Tuesday, January 10, 2012
Barry Lyndon (1975) review
IDENTITY-The sixth of Kubrick's favorite subjects as forementioned by the booklet.
PLOT:Redmond Barry (Ryan O'Neal) is a simple, poor Irishman that lives with his aunt in 1700s Ireland and is in love with his cousin, Nora. When he gets in a duel over her with a British trooper, he's forced to flee his home; changing names and going through many hard events. Along the chain of events, he marries a rich lady named Lyndon (Marisa Berenson) and becomes a rich Irishman, but this is where the troubles of now-named Barry Lyndon rev up. All through his life, he tries to be a pampered gentlemen, but is that really what he's supposed to be? It is a simple plot executed to the finest degree of unpredictability.
CAMERAWORK:Like 2001, this Kubrick classic contains some of the finest, most beautiful camerawork as he captures the landscapes, emotions, and action. Even during the fast scenes, any shaky cam goes down not as mistakes, but nostalgia.
OTHER CONTENT:Now, it is said in the booklet that Kubrick uses reverse psychology to make the audience wonder why Barry Lyndon is so important since there is a three-hour movie about him. The real truth behind this is that he's messing with his audience; Barry Lyndon is unimportant unless you find him important. "Barry Lyndon is Barry Lyndon as BARRY LYNDON is BARRY LYNDON." I thought this was clever, but pointless, for it was slow and made you wonder: what did I just watch? The movie is cinematic magic, but it has no real idea to it; a pointless gem if you will. I also found it lacking in substance compared to Kubrick's previous films. But enough of the bad, let's get back to the good. The script is well-written and the scenes are tense from perfect build-up of suspense and release of emotion.

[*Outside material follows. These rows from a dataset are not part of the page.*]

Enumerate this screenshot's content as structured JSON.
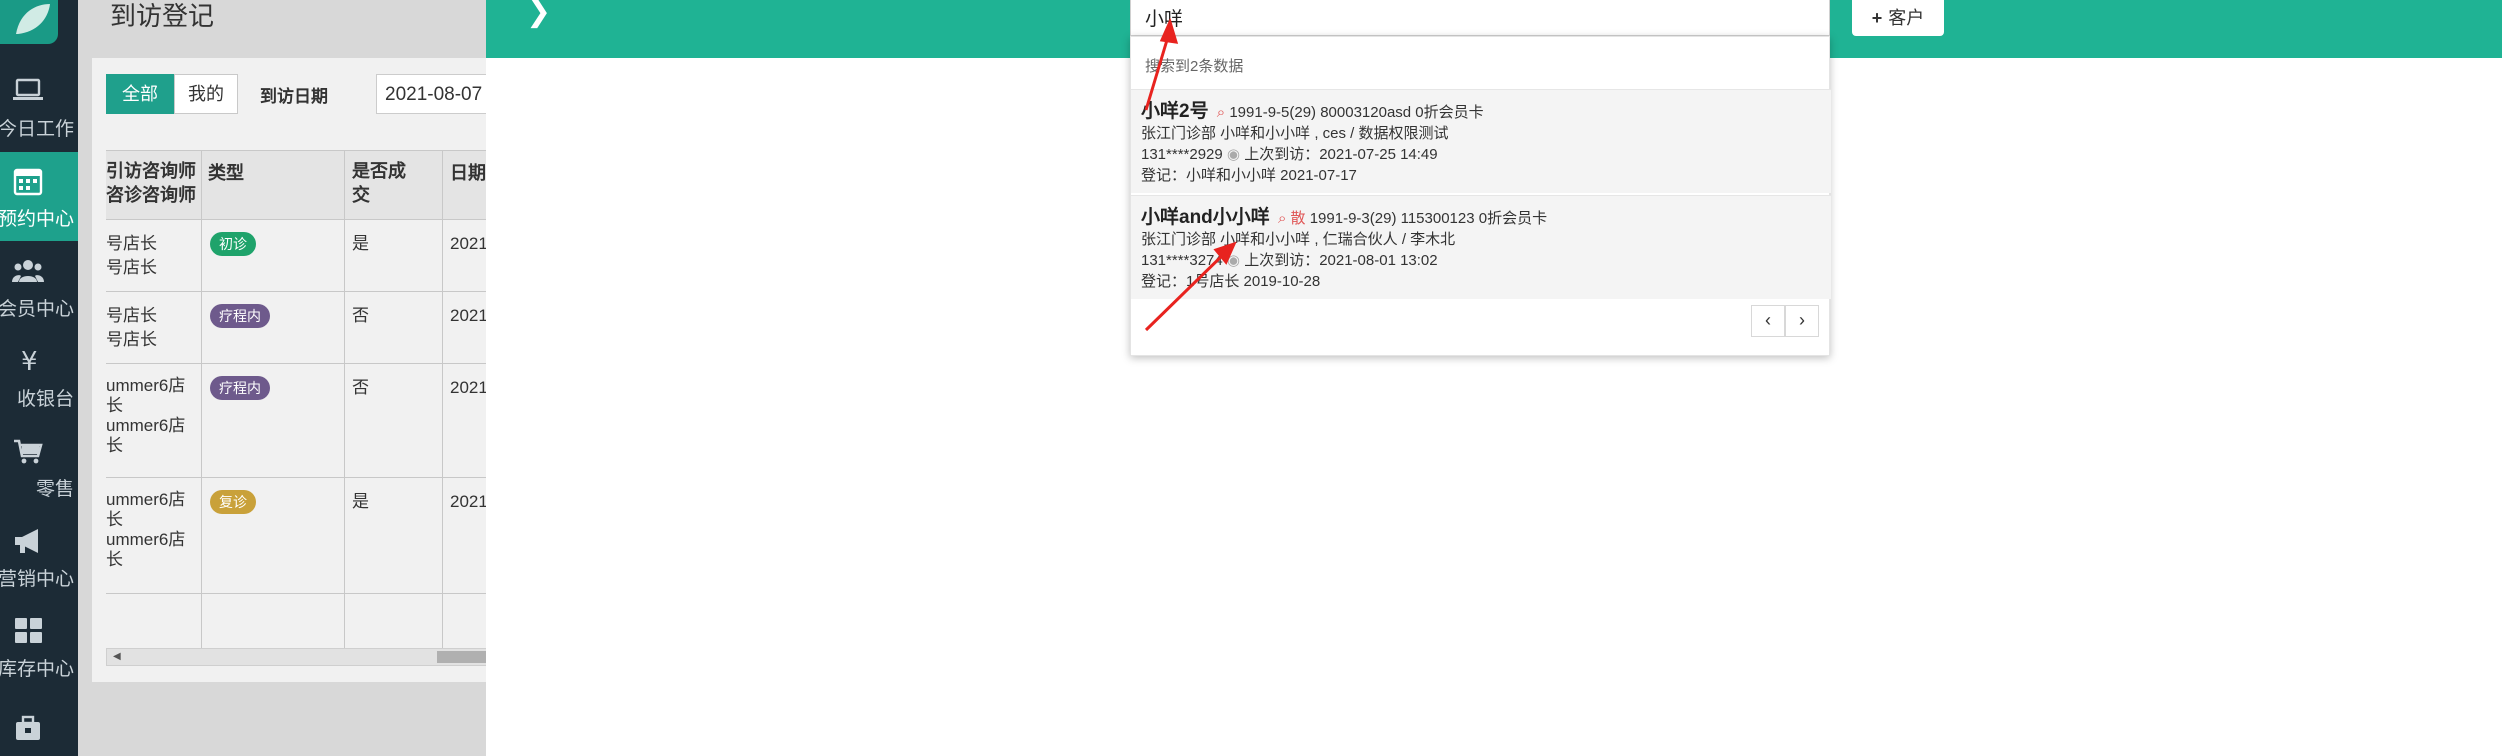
{
  "nav": {
    "items": [
      {
        "label": "今日工作",
        "icon": "laptop-icon",
        "active": false
      },
      {
        "label": "预约中心",
        "icon": "calendar-icon",
        "active": true
      },
      {
        "label": "会员中心",
        "icon": "users-icon",
        "active": false
      },
      {
        "label": "收银台",
        "icon": "yen-icon",
        "active": false
      },
      {
        "label": "零售",
        "icon": "cart-icon",
        "active": false
      },
      {
        "label": "营销中心",
        "icon": "megaphone-icon",
        "active": false
      },
      {
        "label": "库存中心",
        "icon": "grid-icon",
        "active": false
      }
    ]
  },
  "page": {
    "title": "到访登记",
    "filters": {
      "all": "全部",
      "mine": "我的",
      "date_label": "到访日期",
      "date_value": "2021-08-07"
    },
    "table": {
      "headers": [
        "引访咨询师\n咨诊咨询师",
        "类型",
        "是否成交",
        "日期"
      ],
      "rows": [
        {
          "consultant": "号店长\n号店长",
          "type": "初诊",
          "type_color": "#1fa36b",
          "deal": "是",
          "date": "2021"
        },
        {
          "consultant": "号店长\n号店长",
          "type": "疗程内",
          "type_color": "#6e5a8c",
          "deal": "否",
          "date": "2021"
        },
        {
          "consultant": "ummer6店\n长\nummer6店\n长",
          "type": "疗程内",
          "type_color": "#6e5a8c",
          "deal": "否",
          "date": "2021"
        },
        {
          "consultant": "ummer6店\n长\nummer6店\n长",
          "type": "复诊",
          "type_color": "#c9a13a",
          "deal": "是",
          "date": "2021"
        }
      ]
    }
  },
  "drawer": {
    "search_value": "小咩",
    "add_customer_label": "客户",
    "result_count_text": "搜索到2条数据",
    "results": [
      {
        "name": "小咩2号",
        "flag": "",
        "line1": "1991-9-5(29)  80003120asd 0折会员卡",
        "line2": "张江门诊部 小咩和小小咩 , ces / 数据权限测试",
        "phone": "131****2929",
        "last_visit": "上次到访：2021-07-25 14:49",
        "registered": "登记：小咩和小小咩  2021-07-17"
      },
      {
        "name": "小咩and小小咩",
        "flag": "散",
        "line1": "1991-9-3(29)  115300123 0折会员卡",
        "line2": "张江门诊部 小咩和小小咩 , 仁瑞合伙人 / 李木北",
        "phone": "131****3274",
        "last_visit": "上次到访：2021-08-01 13:02",
        "registered": "登记：1号店长  2019-10-28"
      }
    ],
    "prev_label": "‹",
    "next_label": "›"
  }
}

OVERALL, a great Kubrick film with a perfectly unpredictable plot, top quality acting, well done score, beautiful camerawork, a well-written script, and perfect suspense build-up, but it lacks in substance through comparison and it's really pointless.